ASSIGNMENT - One number is the whole answer: the tally of lines in the records that include the word "arrow".

(Dataset rows for apps and sites)
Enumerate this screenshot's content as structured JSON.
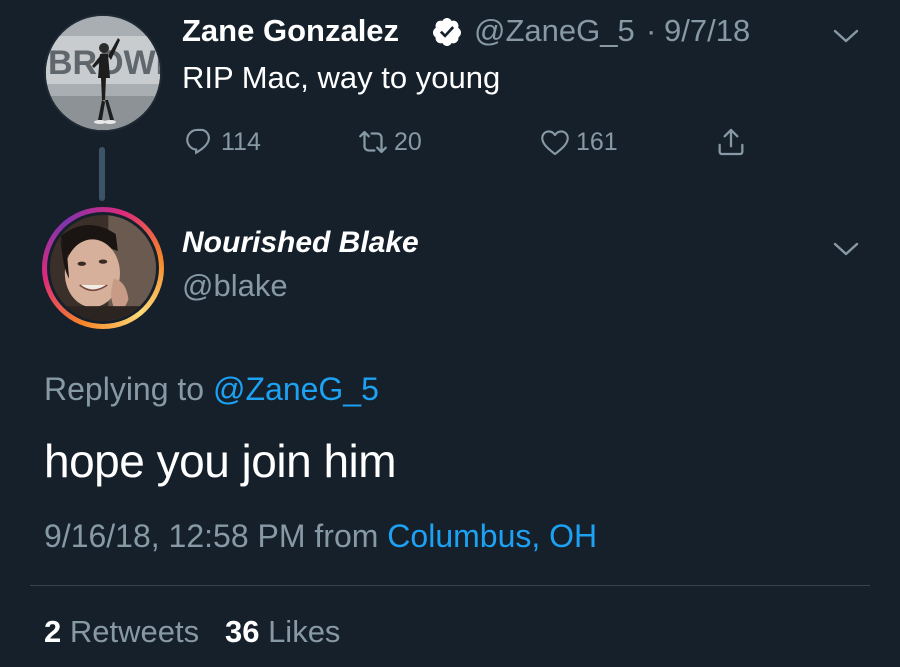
{
  "parent_tweet": {
    "author_name": "Zane Gonzalez",
    "verified": true,
    "handle": "@ZaneG_5",
    "separator": "·",
    "date": "9/7/18",
    "text": "RIP Mac, way to young",
    "avatar_sign_text": "BROWNS",
    "actions": {
      "reply_count": "114",
      "retweet_count": "20",
      "like_count": "161"
    },
    "icons": [
      "reply-icon",
      "retweet-icon",
      "like-icon",
      "share-icon",
      "verified-badge-icon",
      "chevron-down-icon"
    ]
  },
  "reply_tweet": {
    "author_name": "Nourished Blake",
    "handle": "@blake",
    "replying_prefix": "Replying to",
    "replying_to": "@ZaneG_5",
    "text": "hope you join him",
    "timestamp": "9/16/18, 12:58 PM",
    "from_label": "from",
    "location": "Columbus, OH",
    "stats": {
      "retweets_count": "2",
      "retweets_label": "Retweets",
      "likes_count": "36",
      "likes_label": "Likes"
    }
  },
  "colors": {
    "background": "#15202b",
    "text_primary": "#ffffff",
    "text_secondary": "#8899a6",
    "accent": "#1da1f2",
    "thread_line": "#3d5466",
    "divider": "#38444d"
  }
}
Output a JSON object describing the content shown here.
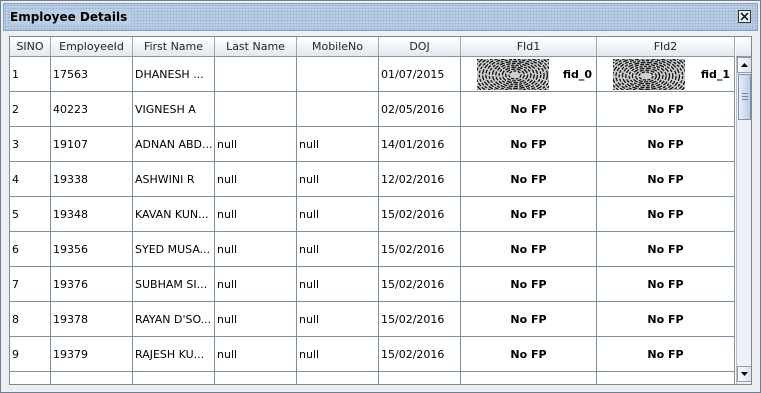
{
  "window": {
    "title": "Employee Details"
  },
  "table": {
    "columns": [
      "SINO",
      "EmployeeId",
      "First Name",
      "Last Name",
      "MobileNo",
      "DOJ",
      "FId1",
      "FId2"
    ],
    "rows": [
      [
        "1",
        "17563",
        "DHANESH ...",
        "",
        "",
        "01/07/2015",
        "fid_0",
        "fid_1"
      ],
      [
        "2",
        "40223",
        "VIGNESH A",
        "",
        "",
        "02/05/2016",
        "No FP",
        "No FP"
      ],
      [
        "3",
        "19107",
        "ADNAN ABD...",
        "null",
        "null",
        "14/01/2016",
        "No FP",
        "No FP"
      ],
      [
        "4",
        "19338",
        "ASHWINI R",
        "null",
        "null",
        "12/02/2016",
        "No FP",
        "No FP"
      ],
      [
        "5",
        "19348",
        "KAVAN KUN...",
        "null",
        "null",
        "15/02/2016",
        "No FP",
        "No FP"
      ],
      [
        "6",
        "19356",
        "SYED MUSA...",
        "null",
        "null",
        "15/02/2016",
        "No FP",
        "No FP"
      ],
      [
        "7",
        "19376",
        "SUBHAM SI...",
        "null",
        "null",
        "15/02/2016",
        "No FP",
        "No FP"
      ],
      [
        "8",
        "19378",
        "RAYAN D'SO...",
        "null",
        "null",
        "15/02/2016",
        "No FP",
        "No FP"
      ],
      [
        "9",
        "19379",
        "RAJESH KU...",
        "null",
        "null",
        "15/02/2016",
        "No FP",
        "No FP"
      ]
    ]
  },
  "icons": {
    "close": "close-icon",
    "scroll_up": "arrow-up-icon",
    "scroll_down": "arrow-down-icon",
    "fingerprint": "fingerprint-icon"
  },
  "colors": {
    "title_bar": "#b8cfe5",
    "grid_lines": "#7b8fa6",
    "header_bg": "#e3e8ee"
  }
}
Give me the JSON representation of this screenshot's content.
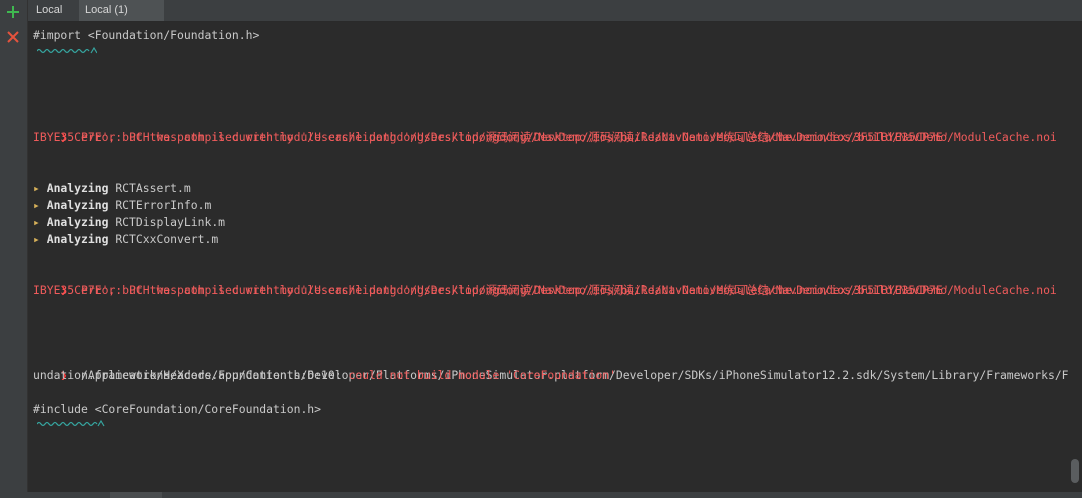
{
  "gutter": {
    "add_icon": "plus-icon",
    "close_icon": "close-icon",
    "add_color": "#3fb950",
    "close_color": "#e5533d"
  },
  "tabs": [
    {
      "label": "Local"
    },
    {
      "label": "Local (1)"
    }
  ],
  "console": {
    "import_line": "#import <Foundation/Foundation.h>",
    "error1_line1": "error: PCH was compiled with module cache path '/Users/lidongdong/Desktop/源码阅读/React-Native练习总结/NavDemo/ios/build/NavDemo/ModuleCache.noi",
    "error1_line2": "IBYE35CP7E', but the path is currently '/Users/lidongdong/Desktop/源码阅读/NavDemo/ios/build/NavDemo/ModuleCache.noindex/3F5IBYE35CP7E'",
    "analyzing_label": "Analyzing",
    "analyzing_files": [
      "RCTAssert.m",
      "RCTErrorInfo.m",
      "RCTDisplayLink.m",
      "RCTCxxConvert.m"
    ],
    "error2_line1": "error: PCH was compiled with module cache path '/Users/lidongdong/Desktop/源码阅读/React-Native练习总结/NavDemo/ios/build/NavDemo/ModuleCache.noi",
    "error2_line2": "IBYE35CP7E', but the path is currently '/Users/lidongdong/Desktop/源码阅读/NavDemo/ios/build/NavDemo/ModuleCache.noindex/3F5IBYE35CP7E'",
    "path_line1": "/Applications/Xcode.app/Contents/Developer/Platforms/iPhoneSimulator.platform/Developer/SDKs/iPhoneSimulator12.2.sdk/System/Library/Frameworks/Fo",
    "path_line2_prefix": "undation.framework/Headers/Foundation.h:6:10: ",
    "path_line2_error": "could not build module 'CoreFoundation'",
    "include_line": "#include <CoreFoundation/CoreFoundation.h>"
  }
}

SOLUTION TO THIS PROBLEM - 2